Turning Tunes Into Test Success! 

Listening to music while you study can help you ace your test. A study at Stanford Cognitive and Systems Neuroscience Laboratory showed, that music had an effect on parts of the brain that control attention span, memory retention, and processes a continual flow of information. Professor of music and co-author of the study, Jonathan Berger, said, “The study suggests one possible adaptive evolutionary purpose of music.” Berger suggested that listening to music will add many advances in society, such as the ability to perceive time, communication, assist in brain damage repairs, and help improve student studying or a teacher working. 

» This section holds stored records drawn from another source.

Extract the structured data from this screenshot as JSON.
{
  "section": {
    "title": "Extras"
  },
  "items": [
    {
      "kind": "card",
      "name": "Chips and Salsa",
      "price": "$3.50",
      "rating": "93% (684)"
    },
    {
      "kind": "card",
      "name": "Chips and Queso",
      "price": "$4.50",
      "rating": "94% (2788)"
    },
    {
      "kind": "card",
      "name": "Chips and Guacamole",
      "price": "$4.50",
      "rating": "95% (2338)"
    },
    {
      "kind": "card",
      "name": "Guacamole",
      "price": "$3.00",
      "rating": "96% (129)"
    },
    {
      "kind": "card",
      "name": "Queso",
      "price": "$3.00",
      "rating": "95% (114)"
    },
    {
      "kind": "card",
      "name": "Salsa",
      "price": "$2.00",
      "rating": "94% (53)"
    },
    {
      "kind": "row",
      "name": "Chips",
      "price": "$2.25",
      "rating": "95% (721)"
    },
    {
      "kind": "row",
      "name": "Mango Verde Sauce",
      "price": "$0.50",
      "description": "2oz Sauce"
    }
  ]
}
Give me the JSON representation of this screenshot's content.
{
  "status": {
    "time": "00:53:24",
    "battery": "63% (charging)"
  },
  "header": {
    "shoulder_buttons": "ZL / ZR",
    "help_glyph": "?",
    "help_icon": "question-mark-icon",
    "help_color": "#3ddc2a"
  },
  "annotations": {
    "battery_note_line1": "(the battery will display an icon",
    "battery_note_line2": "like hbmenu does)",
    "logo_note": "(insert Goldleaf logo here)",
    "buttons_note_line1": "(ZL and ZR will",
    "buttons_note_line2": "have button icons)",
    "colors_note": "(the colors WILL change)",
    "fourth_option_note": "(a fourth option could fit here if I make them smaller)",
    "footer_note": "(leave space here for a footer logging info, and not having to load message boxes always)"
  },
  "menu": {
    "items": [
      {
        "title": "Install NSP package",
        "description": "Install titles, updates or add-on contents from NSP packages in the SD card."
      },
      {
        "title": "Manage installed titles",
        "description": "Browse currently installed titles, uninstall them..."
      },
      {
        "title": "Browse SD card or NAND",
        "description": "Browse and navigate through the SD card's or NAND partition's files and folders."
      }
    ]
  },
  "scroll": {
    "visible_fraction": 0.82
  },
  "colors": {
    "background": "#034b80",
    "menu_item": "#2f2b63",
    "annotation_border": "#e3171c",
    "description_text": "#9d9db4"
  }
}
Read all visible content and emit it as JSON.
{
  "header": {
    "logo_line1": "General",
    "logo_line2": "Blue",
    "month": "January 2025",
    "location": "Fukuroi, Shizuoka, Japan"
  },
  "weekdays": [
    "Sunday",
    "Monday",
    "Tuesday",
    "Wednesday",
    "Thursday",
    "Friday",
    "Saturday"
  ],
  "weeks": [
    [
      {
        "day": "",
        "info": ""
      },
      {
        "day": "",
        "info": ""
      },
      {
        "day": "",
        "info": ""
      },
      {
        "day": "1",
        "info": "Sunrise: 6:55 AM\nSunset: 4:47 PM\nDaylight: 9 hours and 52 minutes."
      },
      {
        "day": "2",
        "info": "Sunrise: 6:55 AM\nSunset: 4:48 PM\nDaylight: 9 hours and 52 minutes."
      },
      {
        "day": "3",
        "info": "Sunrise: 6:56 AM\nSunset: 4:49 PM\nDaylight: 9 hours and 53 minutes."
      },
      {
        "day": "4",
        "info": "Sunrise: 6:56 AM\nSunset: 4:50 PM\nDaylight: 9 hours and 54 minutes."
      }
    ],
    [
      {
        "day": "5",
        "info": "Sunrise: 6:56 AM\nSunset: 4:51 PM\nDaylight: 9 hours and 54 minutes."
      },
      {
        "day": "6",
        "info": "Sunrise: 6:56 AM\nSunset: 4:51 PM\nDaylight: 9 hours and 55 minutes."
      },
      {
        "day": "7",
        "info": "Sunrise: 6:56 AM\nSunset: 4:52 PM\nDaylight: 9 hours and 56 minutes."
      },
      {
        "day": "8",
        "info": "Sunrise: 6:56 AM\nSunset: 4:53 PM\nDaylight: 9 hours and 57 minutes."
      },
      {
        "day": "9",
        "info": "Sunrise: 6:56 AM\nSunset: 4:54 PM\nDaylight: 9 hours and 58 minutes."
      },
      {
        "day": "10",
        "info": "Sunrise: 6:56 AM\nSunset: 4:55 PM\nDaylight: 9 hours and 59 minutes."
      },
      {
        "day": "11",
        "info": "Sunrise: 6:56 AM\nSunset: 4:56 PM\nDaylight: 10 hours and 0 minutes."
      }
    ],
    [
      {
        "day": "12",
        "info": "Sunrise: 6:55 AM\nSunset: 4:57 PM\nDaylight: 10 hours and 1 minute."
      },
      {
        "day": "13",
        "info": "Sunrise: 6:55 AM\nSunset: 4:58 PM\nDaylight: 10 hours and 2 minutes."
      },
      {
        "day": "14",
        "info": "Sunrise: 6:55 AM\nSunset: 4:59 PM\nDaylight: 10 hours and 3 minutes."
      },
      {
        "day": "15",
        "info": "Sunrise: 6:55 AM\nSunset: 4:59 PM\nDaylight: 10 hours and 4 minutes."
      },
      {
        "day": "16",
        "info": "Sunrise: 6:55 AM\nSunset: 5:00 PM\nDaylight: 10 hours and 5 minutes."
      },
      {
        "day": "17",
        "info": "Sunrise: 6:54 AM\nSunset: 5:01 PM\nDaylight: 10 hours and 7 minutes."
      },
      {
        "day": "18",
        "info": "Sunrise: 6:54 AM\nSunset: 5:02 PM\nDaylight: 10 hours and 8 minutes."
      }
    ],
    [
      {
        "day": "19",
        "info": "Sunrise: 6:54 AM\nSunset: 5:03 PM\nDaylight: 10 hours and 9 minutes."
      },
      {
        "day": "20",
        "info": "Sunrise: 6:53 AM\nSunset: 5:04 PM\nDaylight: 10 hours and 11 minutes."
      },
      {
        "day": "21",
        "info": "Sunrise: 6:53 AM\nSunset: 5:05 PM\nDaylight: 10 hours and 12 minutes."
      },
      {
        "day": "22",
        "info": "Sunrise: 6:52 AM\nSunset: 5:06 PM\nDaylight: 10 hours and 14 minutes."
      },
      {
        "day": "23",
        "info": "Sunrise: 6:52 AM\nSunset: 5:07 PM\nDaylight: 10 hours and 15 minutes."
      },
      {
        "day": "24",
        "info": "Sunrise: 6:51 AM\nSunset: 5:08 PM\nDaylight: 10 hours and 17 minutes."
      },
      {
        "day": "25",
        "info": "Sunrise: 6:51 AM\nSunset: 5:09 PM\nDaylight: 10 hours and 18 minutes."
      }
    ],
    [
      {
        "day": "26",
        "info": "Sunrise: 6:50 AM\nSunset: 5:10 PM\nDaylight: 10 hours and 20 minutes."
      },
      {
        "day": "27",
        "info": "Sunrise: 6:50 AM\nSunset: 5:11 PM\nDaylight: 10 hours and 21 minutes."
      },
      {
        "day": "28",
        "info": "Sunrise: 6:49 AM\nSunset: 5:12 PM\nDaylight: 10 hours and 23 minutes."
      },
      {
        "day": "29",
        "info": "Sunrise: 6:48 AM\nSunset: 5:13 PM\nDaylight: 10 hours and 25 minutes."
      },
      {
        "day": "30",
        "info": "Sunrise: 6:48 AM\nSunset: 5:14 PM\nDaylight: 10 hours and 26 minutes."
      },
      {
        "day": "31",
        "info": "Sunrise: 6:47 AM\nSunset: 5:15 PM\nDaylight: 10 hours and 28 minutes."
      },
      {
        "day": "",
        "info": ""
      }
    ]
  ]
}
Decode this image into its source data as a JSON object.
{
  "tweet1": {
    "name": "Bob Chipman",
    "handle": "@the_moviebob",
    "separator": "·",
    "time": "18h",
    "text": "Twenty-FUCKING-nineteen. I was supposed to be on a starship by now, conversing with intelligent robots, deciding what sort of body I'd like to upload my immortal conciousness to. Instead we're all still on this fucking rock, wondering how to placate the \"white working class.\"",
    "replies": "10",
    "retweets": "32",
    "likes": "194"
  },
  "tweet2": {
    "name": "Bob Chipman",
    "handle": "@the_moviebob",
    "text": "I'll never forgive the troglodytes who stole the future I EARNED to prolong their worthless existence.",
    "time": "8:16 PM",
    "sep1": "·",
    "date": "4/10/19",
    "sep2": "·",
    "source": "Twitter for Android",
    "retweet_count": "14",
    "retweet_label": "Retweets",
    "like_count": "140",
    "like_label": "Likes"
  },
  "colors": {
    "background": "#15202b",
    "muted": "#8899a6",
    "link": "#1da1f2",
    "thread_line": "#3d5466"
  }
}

When asked if she felt more productive with music playing, teacher Mrs. Figot said, “…..I am definitely more productive when I have music playing. In fact, I can’t really work in silence at all- it makes my brain go a little crazy …. But, I will say, music is better for when I need to focus.” 

The study conducted is similar in regards to The Mozart Effect. It states that humans will experience a period of arousal produced by music which temporarily increases performance on spatial reasoning tasks. Meaning that the music affects parts of the brain which helps students to retain information, remain focused, and reduce stress while studying. The hypothalamus is the part of the brain that maintains the body’s status quo, it regulates thirst, hunger, sleep, mood, heart rate, body temperature, metabolism, growth, etc. The hypothalamus also links the endocrine system and nervous system (the nervous system controls the body while the endocrine system creates hormones that regulate these activities), while also producing and releasing hormones. When listening to music such as ‘we built this city’ (starship) or ‘walking on sunshine’ (Katrina and the Waves), your heart rate slightly increases and your mood becomes more cheerful. 

There is a catch to listening to music while you work, and that is choosing the right songs to listen to. Of course you want to listen to music you like, but you

need to choose songs that won’t distract you. The same rock music you listen to while cleaning or pop music while driving, might not help you study for that final exam. Different music genres work for different people. For instance, when asked if she listened to music while working, Mrs Underwood said, “…..-there are a couple of occasions where I put on some like, instrumental music. I usually put on the soundtrack from the Lord of The Rings movies because it’s awesome and there’s not a lot of vocals in it. It just feels really epic.” Instrumental music includes artists such as Peter Crowley, Really Slow Music, and Most Beautiful Music. 

However, if instrumental isn’t for you, there is a wide variety of genres and music to choose from. A study at the University of Wales showed that students are just as distracted by lyrical-based music, as non-lyrical-based music. Although, if you just listen to lyrical songs, try internacional music. Each culture has a rich selection of songs, and just because you can’t understand the words, you’ll still be able to focus. Most importantly though, keep it mixed up. You’ll never be able to focus if there’s only one song that plays over and over driving you crazy.